» **Activity**: If a line includes "closable", copy it out of the entries.

Dataset records:
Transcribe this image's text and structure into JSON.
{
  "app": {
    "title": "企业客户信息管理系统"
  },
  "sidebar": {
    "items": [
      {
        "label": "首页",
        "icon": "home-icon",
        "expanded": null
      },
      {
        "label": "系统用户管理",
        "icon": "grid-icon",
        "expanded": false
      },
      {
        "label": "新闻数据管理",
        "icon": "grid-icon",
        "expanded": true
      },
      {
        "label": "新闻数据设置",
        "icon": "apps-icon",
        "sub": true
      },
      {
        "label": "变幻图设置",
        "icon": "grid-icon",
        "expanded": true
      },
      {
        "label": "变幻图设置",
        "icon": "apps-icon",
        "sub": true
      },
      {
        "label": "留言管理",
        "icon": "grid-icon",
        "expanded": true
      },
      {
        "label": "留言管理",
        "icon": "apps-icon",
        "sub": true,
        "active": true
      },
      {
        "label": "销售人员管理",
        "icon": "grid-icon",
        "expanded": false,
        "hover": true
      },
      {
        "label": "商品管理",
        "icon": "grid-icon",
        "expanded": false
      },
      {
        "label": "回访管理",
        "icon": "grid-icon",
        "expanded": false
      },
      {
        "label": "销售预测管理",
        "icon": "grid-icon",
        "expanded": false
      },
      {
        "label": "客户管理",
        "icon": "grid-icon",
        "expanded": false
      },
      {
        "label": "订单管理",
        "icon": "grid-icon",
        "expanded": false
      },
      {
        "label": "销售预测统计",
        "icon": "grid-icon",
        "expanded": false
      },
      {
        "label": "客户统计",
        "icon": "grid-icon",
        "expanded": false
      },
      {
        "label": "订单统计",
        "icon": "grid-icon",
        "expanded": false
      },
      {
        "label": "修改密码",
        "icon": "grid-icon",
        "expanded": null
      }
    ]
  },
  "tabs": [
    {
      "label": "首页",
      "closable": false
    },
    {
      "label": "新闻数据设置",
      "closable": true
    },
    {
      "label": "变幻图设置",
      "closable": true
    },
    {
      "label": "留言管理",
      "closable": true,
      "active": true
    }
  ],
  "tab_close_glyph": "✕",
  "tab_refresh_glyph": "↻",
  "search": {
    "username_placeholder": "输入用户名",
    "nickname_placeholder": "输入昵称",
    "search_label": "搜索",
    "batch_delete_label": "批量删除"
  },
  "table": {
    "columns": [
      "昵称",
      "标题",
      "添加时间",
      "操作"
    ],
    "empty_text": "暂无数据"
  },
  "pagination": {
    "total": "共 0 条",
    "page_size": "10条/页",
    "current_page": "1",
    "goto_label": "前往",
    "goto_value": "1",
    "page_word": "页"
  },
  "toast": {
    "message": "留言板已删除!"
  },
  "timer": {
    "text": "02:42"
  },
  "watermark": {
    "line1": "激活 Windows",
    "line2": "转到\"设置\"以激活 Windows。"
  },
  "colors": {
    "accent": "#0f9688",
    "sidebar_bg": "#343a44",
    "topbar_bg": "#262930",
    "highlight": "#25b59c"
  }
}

» **Response area**:
      "closable": false
      "closable": true
      "closable": true
      "closable": true,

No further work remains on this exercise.